If sales were like a cocktail party, there’d always be one person boisterously clamoring about the room with a commanding presence while demanding the attention of all the party-goers. Entertaining though they are, the friendships they’re making are superficial and fleeting. The people who are building lasting relationships and engaging in meaningful conversation, however, are sprinkled about the room in a less conspicuous manner.
Don’t fall into the belief that you need to have a certain extroverted sales personality in order to make a sale. Sometimes the loudest, most talkative salespeople risk losing the trust of their customer base, and those that value the customer’s wishes over making the sale are met with success. Here’s how to avoid sales pitfalls to ensure that your efforts value quality over quantity.
How to Mingle at the Party of MLM Sales
Plan ahead. Come to the party prepared. You wouldn’t want to arrive only to find you were supposed to supply your own food or beverage, or that it’s a costume party and you’re in street clothes, right? In MLM, successful salespeople do a lot of planning ahead. They read material about how to be better at their profession, they train for the position in any way they can, and through experience they learn how to read customers to anticipate their next move. When making sales or presentations in MLM, don’t wing it. A “go with the flow” sales personality is great for certain situations, like in social settings or a creative atmosphere, but always remember that you want your customers to trust you. If you don’t have the facts right, or if your spontaneity wins over your organizational skills, your customers may lose trust in you and your company.
Scan the room. A room full of party-goers, but you’re stuck talking with a group of people you have little in common with. Don’t get caught speaking into the void. In the network marketing industry, make sure you’re targeting the right prospects. Your MLM product or service offers a solution to a particular problem, and if your potential customers don’t have the problem that your product addresses, or if they won’t find your services useful, don’t sell to them. Making a sale isn’t just about the exchange of currency for goods, it’s about understanding the needs of your customers and how you and your company can help fulfill those needs.
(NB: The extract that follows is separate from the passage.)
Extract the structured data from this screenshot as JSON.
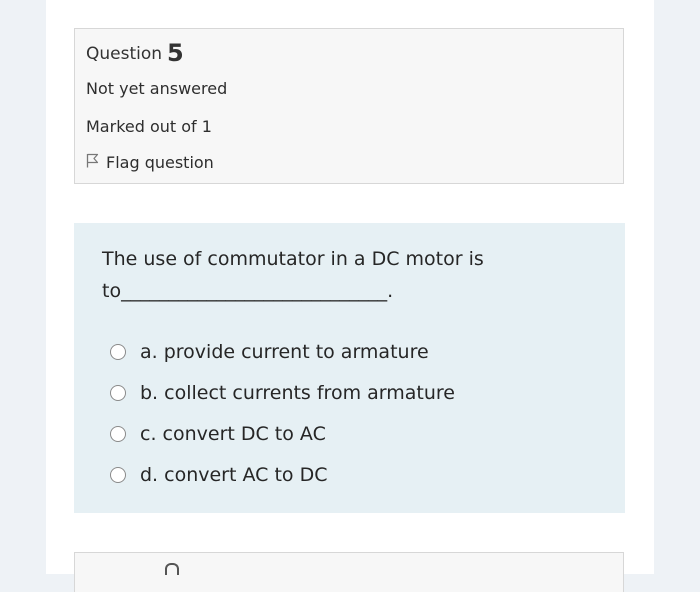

Seek out the warm markets and generate quality prospects instead of enlisting those that aren’t interested.
Don’t be a conversation hog. Every party has one. Avoid this by listening to your customers; don’t be the one doing all the talking, smiling, joking and directing. Be observant of everyone else and the body language they’re projecting, take note of your customer’s concerns and questions and address them thoughtfully.
Develop relationships. So the party’s ending, but you’re not quite ready to leave the people you’ve met. The best way to turn a chance meeting into a lasting relationship is to make connections and build a foundation of friendship. In MLM, turning a one-time sale into a solid business relationship can help you and your business. Lasting relationships can develop a stream of referrals and a business partnership that can go on for years, whereas fleeting relationships disappear as soon as the sale is made. Take the time to build a foundation through communication campaigns and social media, follow up with your customers to ensure satisfaction. Promote others and help them achieve success; keep in touch with your downline and encourage them to accomplish their goals.
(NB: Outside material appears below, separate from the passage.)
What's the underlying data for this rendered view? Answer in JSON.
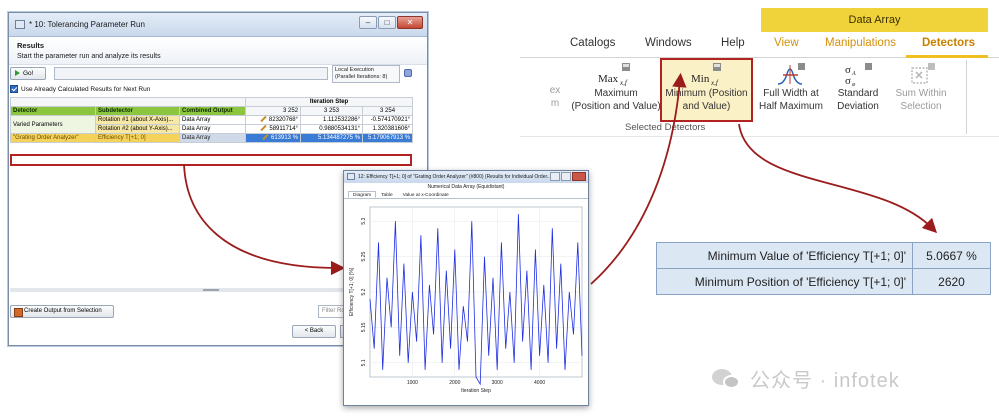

Find the Right Sales Personality For Your MLM Business
Even if you consider yourself introverted, you can still achieve success in sales by being who you are and not developing a whole new sales personality. Overall, your customers want to trust you and your company, they want your product to guide them to finding a solution to their problems. They don’t want someone pushy standing in their way and incessantly talking about their product. Recognize the needs of your consumer base, earn credibility, keep an open ear and be available. Mingle at the party, but don’t dominate.